So I hate the first phase of this fight as a Moonkin. Far too much movement, too much AoE on mobs that don’t last long enough, and to top it off, the rest of my raid team just decimates through everything – I’ve only done the fight once as Balance, every other time I’ve just switched to Restoration and been a damn sight happier at the end of the encounter. Phase 2 isn’t too bad for us fat chickens, where the fight becomes a lot more “Patchwerk” for us, but considering how short the second phase lasts in comparison to the first, it’s one of those fights where you’re going to have to work hard to prove your worth. I’d probably recommend convincing your raid leader to go in the tower team if you’re not allowed to switch specs, as you can still be of use with Stampeding Roar up the tower, and there’s plenty of Starcleaving potential at the top of the towers – plus jumping off tall things with the Goblin Glider is always fun (you DO have Engineering, right? Nothing beats Moonkins with Nitro Boosts!).
In either instance, your talent build will change from the last boss to look something like this for progression: we’re looking at the introduction of Wild Charge for the first time this tier, where both jumping out of towers as well as getting to the back of the group in p2 will be much more beneficial than the other options; constant damage without too much nuking damage (until the end of the encounter) makes Ysera’s Gift the desirable option; Typhoon is a good backup if others slack on Fracture, and Ursol’s helps keeping adds in Jaina’s Blizzard; damage talent-wise, we need to go back into our Starcleaving build with Incarnation and Dream of Cenarius – the extra Healing Touches are a bonus, but with so much of the fight with multiple adds, your trees will stand around doing nothing, and multi-dotting will increase DoC’s effectiveness for the fight. Symbiosis priorities are going to be roughly similar, though I don’t believe that there are any cheesing mechanics with Cloak of Shadows, so priority will be DK>Rogue>Warlock>Paladin>Warrior>Monk>Rest.

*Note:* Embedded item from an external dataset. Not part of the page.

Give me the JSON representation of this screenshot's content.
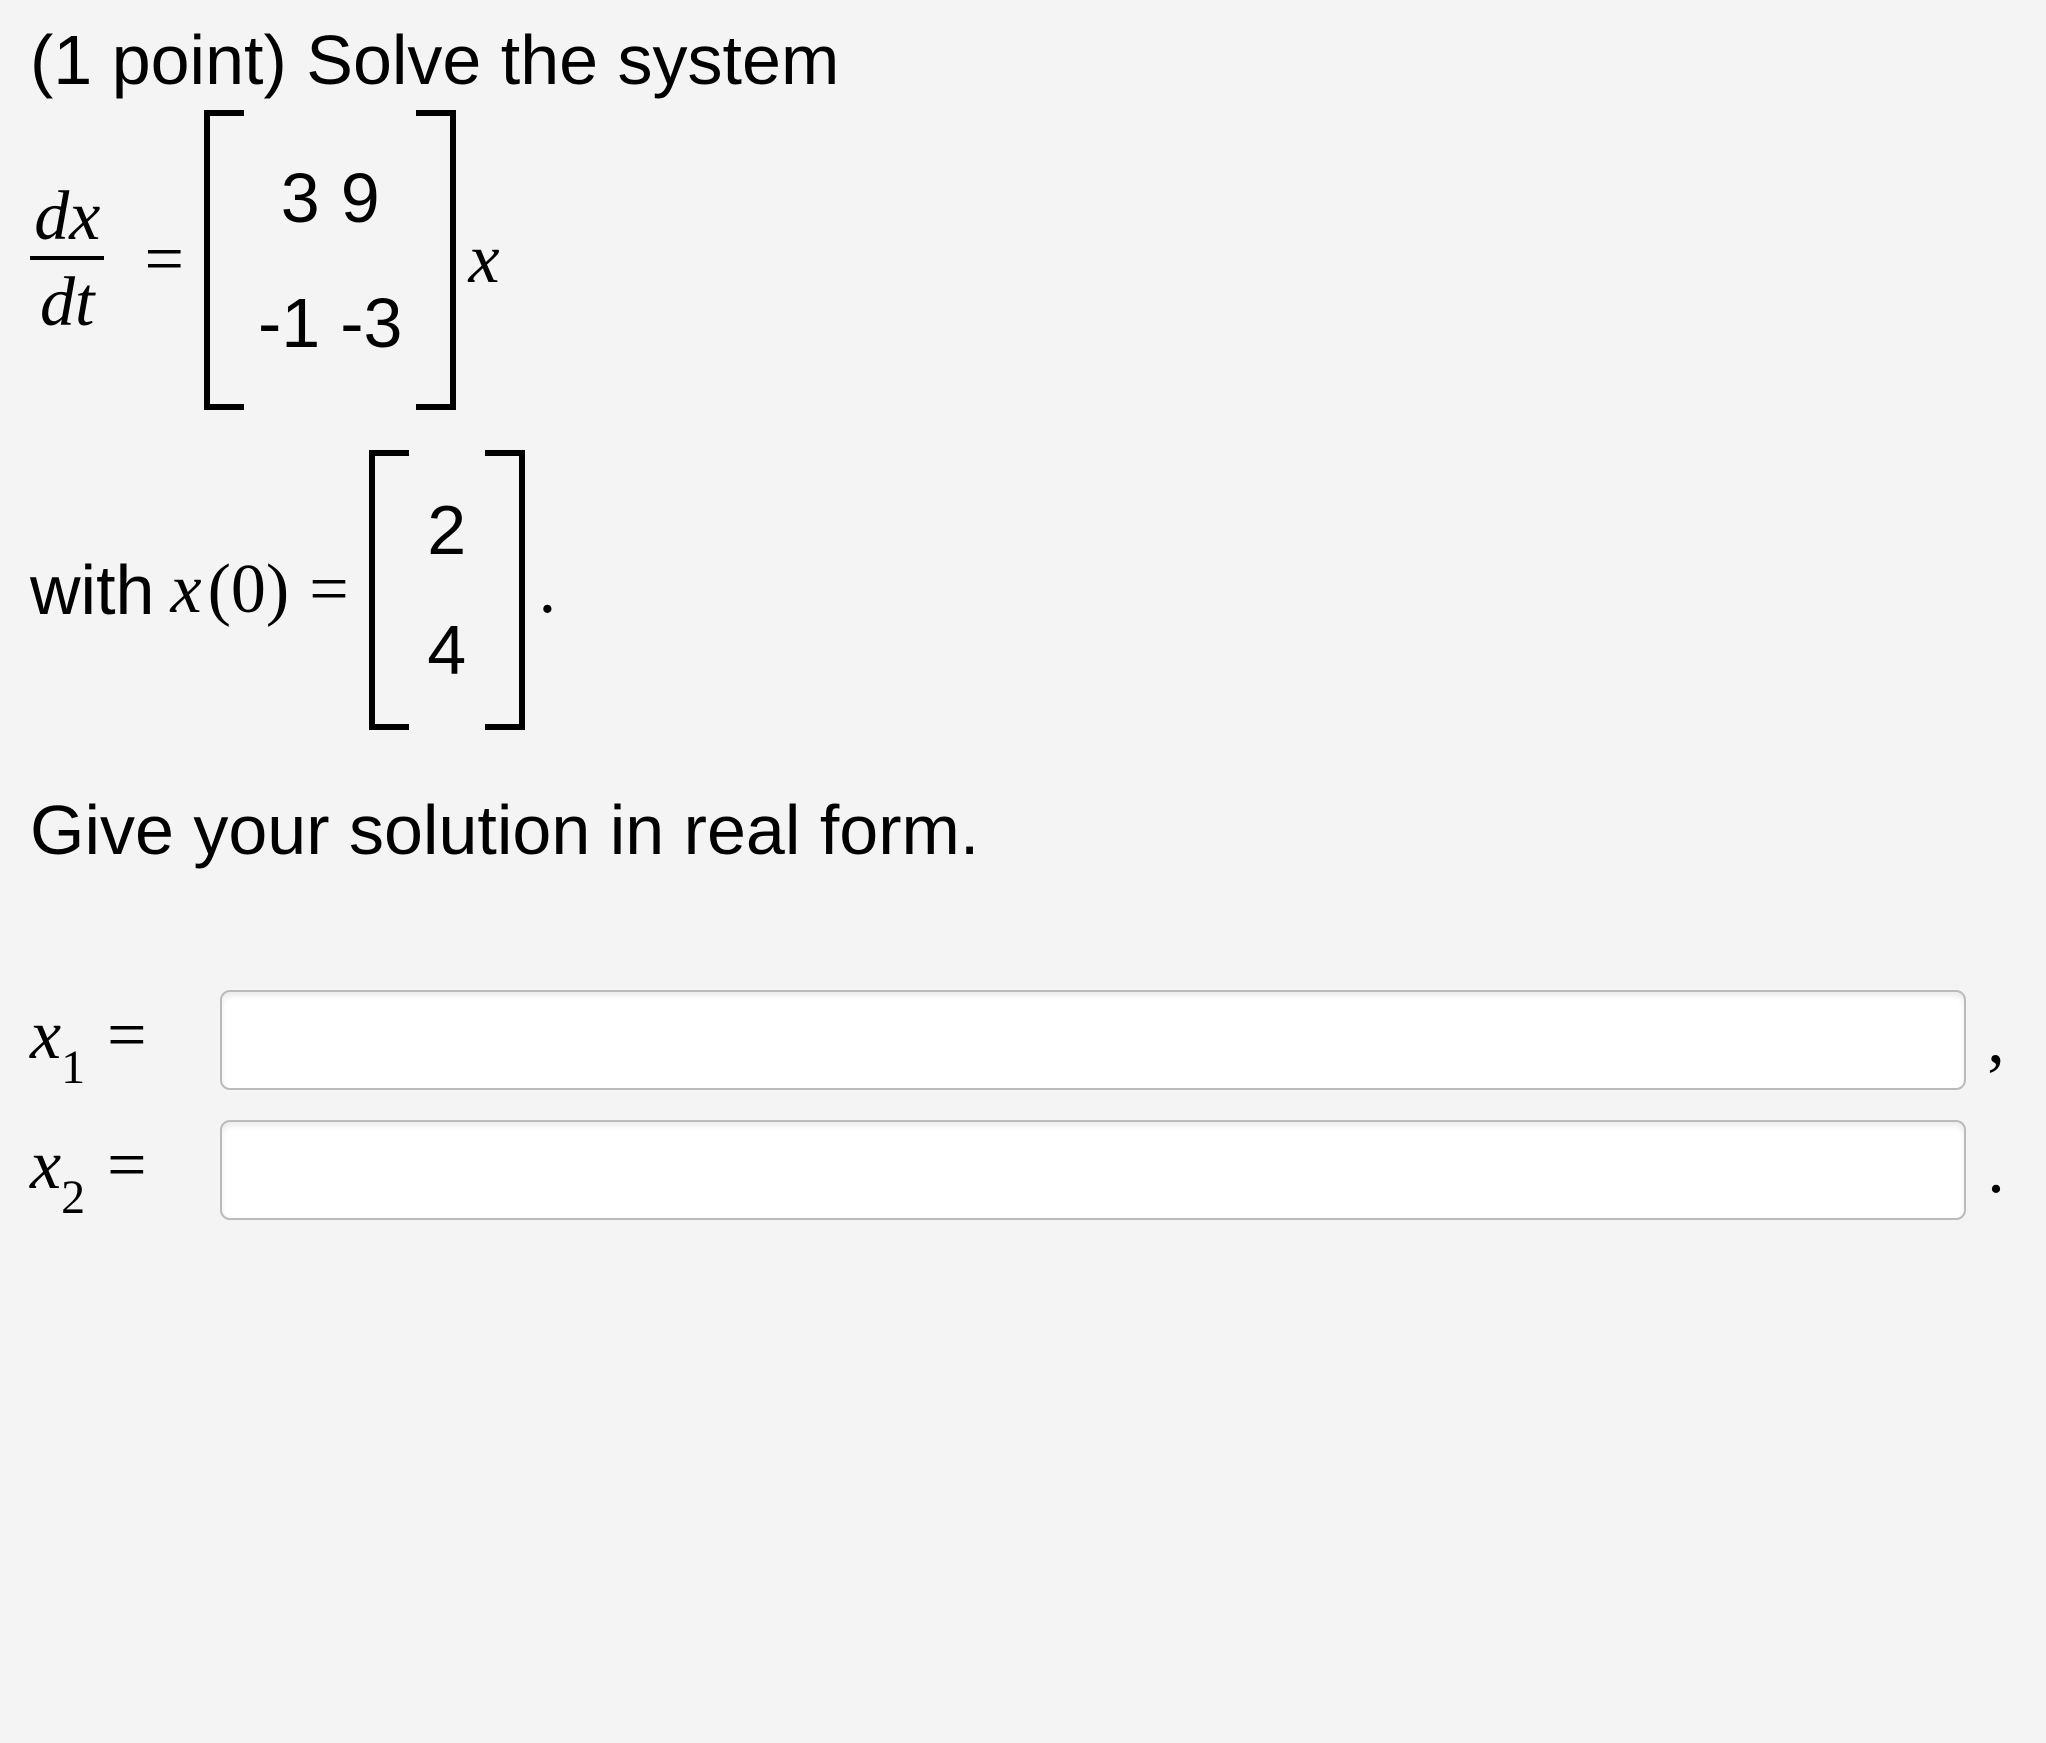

And that concludes part 1 of this look at normal mode Siege of Orgrimmar. Wednesday’s article will look at the next five bosses, Iron Juggernaut through to Spoils of Pandaria. Again, I apologise for the lack of articles over the past few weeks, but hopefully I’m now over my burnout, and regular articles should return once again – especially with the run up to BlizzCon approaching.
- Siege of Orgrimmar : Thoughts on the First Raid (keyboardpizza.wordpress.com)
- Progression in Siege of Orgrimmar (roujuan.wordpress.com)
- The Eternal Sorrow of Raid Wiping (quintzy.wordpress.com)
- Breakfast Topic: What do you think of the Siege of Orgrimmar? (wow.joystiq.com)